What then remains of his faith? Many have asked me the same question since the essay that I did on Dylan in 1985 for the Spanish publisher Andamio. The truth is that I still don’t know what to say. It is difficult to know anything with any certainty about the living legend. His interviews tend to be based on laconic statements; he hardly has a social life; and he hardly ever says anything during his concerts. In one of the latest biographies, the London journalist Howard Sounes clearly states that Dylan has never renounced his faith in Jesus. However, the lyrics of some of his songs point to a spiritual battle.
“Satan whispers to ya, "Well, I don't want to bore ya,/But when ya get tired of the Miss So-and-so I got another woman for ya." He sings in “Trouble in Mind”. These are probably some of the most revealing verses that Dylan has ever written. Here we see the reality of his problem, which is clearly seen in his difficult relationship with sex. That is what “you're all the time defending what you can never justify.”… “Everybody's doing it so I guess it can't be wrong.” Here lie all his fears, doubts and the source of his misery, that have jostled in his mind all these years. His biography shows us how he goes from one relationship to another, hoping that a woman will redeem him from his anxiety, which makes him call to God: “Lord, take away this trouble in mind.”.

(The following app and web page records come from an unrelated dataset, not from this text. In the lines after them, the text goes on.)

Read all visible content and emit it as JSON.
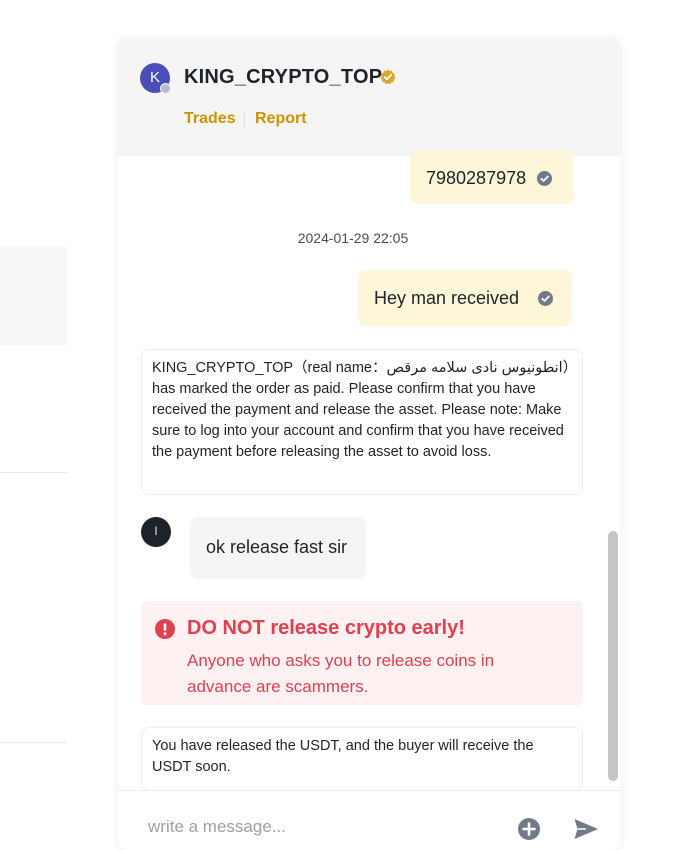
{
  "chat": {
    "user": {
      "avatar_initial": "K",
      "username": "KING_CRYPTO_TOP"
    },
    "links": {
      "trades": "Trades",
      "report": "Report"
    },
    "messages": {
      "out1": "7980287978",
      "timestamp": "2024-01-29 22:05",
      "out2": "Hey man received",
      "system1": "KING_CRYPTO_TOP（real name：انطونيوس نادى سلامه مرقص）has marked the order as paid. Please confirm that you have received the payment and release the asset. Please note: Make sure to log into your account and confirm that you have received the payment before releasing the asset to avoid loss.",
      "peer_avatar_initial": "ا",
      "in1": "ok release fast sir",
      "warning_title": "DO NOT release crypto early!",
      "warning_body": "Anyone who asks you to release coins in advance are scammers.",
      "system2": "You have released the USDT, and the buyer will receive the USDT soon."
    },
    "composer": {
      "placeholder": "write a message..."
    },
    "colors": {
      "accent": "#c99400",
      "warning": "#e0404f",
      "outgoing_bubble": "#fdf6d8"
    }
  }
}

“Here comes Satan, prince of the power of the air,/He's gonna make you a law unto yourself, gonna build a bird's nest in your hair./He's gonna deaden your conscience 'til you worship the work of your own hands,/You'll be serving strangers in a strange, forsaken land.”

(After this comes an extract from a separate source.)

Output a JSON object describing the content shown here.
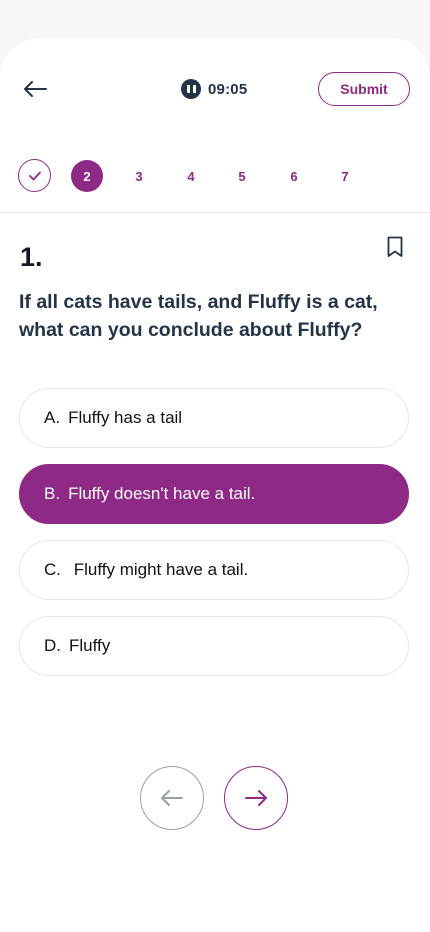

I cannot listen to these word in “Trouble in Mind” without thinking of Dylan now, alone and isolated. That is why some of us continue praying for him, that he may find the peace that he has still not found. Because as he knows full well, as it is one of his favourite songs, “But you're gonna have to serve somebody, yes/Indeed you're gonna have to serve somebody/Well, it may be the devil or it may be the Lord/ But you're gonna have to serve somebody.”